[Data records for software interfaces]
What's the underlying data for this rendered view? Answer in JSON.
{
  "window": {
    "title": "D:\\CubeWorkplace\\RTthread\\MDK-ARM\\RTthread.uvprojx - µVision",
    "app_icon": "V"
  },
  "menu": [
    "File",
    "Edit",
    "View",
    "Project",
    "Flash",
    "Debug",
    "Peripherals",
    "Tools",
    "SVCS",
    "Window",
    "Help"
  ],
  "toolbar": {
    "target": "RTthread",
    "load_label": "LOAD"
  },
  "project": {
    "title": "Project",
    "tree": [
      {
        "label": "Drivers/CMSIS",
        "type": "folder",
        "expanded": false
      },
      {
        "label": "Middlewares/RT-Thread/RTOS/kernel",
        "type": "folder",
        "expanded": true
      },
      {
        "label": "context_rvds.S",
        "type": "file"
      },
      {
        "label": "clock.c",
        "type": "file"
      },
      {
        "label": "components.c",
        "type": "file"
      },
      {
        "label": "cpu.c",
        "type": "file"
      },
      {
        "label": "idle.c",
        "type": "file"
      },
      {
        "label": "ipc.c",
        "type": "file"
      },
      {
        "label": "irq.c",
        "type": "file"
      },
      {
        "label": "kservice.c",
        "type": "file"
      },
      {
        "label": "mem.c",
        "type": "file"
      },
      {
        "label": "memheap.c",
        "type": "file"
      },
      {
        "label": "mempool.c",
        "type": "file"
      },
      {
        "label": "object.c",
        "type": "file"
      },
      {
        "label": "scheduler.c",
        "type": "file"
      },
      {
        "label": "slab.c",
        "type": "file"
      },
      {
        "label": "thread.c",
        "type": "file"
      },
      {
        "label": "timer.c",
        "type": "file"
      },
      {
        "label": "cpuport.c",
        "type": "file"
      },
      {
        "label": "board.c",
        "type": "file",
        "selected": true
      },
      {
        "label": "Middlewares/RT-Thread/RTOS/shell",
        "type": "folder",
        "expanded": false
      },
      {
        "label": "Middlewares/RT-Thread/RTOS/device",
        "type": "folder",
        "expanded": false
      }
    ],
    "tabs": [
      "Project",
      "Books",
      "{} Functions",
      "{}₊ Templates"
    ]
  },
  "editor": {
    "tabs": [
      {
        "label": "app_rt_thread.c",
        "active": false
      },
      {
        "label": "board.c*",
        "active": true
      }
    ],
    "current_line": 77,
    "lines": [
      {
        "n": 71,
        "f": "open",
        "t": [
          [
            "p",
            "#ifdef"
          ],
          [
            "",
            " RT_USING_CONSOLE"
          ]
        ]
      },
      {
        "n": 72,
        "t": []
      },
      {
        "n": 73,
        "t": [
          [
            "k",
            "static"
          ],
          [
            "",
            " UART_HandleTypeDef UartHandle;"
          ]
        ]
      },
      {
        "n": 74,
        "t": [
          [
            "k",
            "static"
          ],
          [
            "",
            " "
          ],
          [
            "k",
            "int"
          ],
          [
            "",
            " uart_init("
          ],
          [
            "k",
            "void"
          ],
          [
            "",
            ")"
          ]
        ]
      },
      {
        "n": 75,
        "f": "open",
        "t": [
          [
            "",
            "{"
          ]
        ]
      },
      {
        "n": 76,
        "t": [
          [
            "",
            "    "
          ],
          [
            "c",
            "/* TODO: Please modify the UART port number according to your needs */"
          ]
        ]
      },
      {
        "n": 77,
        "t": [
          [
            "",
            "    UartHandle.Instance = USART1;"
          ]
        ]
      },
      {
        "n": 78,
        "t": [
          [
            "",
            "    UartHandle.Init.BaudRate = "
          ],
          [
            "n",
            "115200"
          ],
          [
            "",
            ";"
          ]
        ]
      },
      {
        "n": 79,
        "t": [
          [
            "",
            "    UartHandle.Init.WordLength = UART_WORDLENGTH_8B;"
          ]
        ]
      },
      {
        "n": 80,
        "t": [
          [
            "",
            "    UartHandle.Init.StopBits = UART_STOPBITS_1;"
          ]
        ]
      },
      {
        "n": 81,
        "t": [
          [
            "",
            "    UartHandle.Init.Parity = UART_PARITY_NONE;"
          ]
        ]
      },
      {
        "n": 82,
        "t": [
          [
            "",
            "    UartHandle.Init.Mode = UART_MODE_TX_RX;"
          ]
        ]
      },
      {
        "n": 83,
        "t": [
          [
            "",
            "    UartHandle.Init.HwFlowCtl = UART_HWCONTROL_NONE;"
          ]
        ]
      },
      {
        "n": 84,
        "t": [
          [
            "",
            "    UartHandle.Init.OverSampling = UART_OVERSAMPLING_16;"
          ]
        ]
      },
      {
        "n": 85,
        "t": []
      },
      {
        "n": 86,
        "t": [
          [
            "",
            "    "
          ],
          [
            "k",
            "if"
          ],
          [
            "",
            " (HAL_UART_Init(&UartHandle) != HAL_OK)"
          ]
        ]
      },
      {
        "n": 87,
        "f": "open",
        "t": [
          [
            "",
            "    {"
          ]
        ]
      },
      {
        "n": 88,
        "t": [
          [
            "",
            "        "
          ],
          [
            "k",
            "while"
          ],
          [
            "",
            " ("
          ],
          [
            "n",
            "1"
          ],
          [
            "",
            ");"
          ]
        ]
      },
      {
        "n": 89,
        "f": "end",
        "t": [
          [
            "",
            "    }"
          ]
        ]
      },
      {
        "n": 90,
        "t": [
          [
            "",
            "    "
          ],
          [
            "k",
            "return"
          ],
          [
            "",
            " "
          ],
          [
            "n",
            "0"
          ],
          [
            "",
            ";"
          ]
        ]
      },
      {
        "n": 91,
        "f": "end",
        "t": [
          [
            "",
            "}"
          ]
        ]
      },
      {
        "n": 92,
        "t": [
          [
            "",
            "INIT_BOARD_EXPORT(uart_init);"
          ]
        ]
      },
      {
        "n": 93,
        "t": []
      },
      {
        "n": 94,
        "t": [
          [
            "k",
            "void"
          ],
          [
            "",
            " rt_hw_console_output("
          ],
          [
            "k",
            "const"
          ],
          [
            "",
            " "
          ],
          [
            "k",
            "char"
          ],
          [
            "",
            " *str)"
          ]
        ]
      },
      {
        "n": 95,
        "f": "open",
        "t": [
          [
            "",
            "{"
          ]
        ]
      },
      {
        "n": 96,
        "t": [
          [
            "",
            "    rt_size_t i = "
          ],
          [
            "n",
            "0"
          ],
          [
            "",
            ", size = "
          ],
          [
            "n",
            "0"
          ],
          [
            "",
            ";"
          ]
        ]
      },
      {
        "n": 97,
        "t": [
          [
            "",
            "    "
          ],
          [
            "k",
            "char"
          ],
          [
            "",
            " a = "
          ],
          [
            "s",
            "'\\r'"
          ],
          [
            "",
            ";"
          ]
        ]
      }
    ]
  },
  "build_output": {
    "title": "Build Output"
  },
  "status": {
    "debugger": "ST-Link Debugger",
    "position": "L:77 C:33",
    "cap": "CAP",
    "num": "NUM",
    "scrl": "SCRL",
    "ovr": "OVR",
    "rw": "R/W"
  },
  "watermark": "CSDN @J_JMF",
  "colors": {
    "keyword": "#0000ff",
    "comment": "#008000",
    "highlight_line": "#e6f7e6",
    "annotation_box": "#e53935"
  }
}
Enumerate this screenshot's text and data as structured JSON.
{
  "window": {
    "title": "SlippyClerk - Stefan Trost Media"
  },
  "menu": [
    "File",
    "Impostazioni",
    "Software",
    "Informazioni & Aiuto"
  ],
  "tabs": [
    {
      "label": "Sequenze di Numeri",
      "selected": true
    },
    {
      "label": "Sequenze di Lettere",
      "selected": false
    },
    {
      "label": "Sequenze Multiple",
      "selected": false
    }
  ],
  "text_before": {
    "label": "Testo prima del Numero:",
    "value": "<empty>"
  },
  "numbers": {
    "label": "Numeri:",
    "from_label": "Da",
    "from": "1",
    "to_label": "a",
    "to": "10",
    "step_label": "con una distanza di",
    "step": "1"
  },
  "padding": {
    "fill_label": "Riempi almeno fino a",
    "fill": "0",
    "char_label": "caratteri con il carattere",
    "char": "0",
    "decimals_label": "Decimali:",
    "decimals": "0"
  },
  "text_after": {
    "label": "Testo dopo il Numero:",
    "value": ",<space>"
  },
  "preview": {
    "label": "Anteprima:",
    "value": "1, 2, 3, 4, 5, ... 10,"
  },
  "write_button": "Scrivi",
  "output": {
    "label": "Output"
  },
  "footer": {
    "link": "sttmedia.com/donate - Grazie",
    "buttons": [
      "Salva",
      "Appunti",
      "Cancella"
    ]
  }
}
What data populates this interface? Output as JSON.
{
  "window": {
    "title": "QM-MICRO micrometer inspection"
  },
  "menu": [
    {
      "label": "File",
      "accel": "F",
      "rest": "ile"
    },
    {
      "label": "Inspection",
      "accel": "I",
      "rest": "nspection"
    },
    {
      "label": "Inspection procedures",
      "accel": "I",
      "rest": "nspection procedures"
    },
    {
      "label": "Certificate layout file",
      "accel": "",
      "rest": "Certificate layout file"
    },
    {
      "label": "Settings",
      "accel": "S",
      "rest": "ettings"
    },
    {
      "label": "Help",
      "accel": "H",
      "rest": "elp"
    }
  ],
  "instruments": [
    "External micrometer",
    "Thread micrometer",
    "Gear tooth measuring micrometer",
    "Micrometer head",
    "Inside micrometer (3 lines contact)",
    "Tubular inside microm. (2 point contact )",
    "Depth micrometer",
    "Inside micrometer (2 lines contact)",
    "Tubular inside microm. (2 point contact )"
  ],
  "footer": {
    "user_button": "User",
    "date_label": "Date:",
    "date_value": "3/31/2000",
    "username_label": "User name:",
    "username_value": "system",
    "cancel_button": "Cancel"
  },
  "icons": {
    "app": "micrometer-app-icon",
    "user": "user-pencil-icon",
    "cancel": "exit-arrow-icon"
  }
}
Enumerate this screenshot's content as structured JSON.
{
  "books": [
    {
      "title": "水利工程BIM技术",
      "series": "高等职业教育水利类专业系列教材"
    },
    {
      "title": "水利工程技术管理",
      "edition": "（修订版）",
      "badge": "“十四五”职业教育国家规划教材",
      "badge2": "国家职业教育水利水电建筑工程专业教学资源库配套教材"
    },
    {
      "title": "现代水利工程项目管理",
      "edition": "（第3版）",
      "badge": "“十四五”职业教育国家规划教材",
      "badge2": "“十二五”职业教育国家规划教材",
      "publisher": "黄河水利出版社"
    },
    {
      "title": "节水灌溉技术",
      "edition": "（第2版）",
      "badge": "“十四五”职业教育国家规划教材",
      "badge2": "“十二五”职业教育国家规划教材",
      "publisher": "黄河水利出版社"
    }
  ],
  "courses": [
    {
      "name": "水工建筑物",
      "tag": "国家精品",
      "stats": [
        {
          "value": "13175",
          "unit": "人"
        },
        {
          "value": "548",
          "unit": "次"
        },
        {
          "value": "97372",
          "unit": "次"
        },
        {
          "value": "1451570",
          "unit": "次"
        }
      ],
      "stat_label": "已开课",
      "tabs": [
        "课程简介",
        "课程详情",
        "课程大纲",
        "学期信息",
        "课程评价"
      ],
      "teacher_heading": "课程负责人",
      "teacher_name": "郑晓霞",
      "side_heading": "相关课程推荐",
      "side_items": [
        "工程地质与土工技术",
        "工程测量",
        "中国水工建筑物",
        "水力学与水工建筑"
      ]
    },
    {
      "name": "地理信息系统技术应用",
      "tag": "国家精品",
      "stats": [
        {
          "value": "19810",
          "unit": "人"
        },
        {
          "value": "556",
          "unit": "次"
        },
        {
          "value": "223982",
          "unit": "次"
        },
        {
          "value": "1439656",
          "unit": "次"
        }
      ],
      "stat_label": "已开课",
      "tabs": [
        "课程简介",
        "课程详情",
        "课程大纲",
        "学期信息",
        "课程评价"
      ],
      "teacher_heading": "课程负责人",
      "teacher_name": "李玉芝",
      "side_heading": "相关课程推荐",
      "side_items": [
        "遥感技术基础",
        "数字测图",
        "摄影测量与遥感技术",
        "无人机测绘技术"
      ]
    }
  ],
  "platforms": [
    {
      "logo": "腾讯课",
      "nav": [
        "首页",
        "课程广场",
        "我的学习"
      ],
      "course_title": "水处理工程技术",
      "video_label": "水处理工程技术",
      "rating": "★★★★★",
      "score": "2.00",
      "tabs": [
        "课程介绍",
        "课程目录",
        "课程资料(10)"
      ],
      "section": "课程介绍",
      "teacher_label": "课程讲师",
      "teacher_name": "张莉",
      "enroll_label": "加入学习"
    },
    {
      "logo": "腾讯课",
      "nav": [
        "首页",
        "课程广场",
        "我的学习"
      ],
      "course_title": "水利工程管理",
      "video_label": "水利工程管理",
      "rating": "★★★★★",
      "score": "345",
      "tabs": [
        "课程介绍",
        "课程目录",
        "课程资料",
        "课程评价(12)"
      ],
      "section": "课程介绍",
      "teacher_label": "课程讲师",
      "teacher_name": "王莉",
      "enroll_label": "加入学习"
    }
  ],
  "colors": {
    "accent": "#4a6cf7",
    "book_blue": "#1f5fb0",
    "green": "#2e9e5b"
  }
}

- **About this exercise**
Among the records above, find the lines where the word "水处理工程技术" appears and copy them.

- **Answer space**
      "course_title": "水处理工程技术",
      "video_label": "水处理工程技术",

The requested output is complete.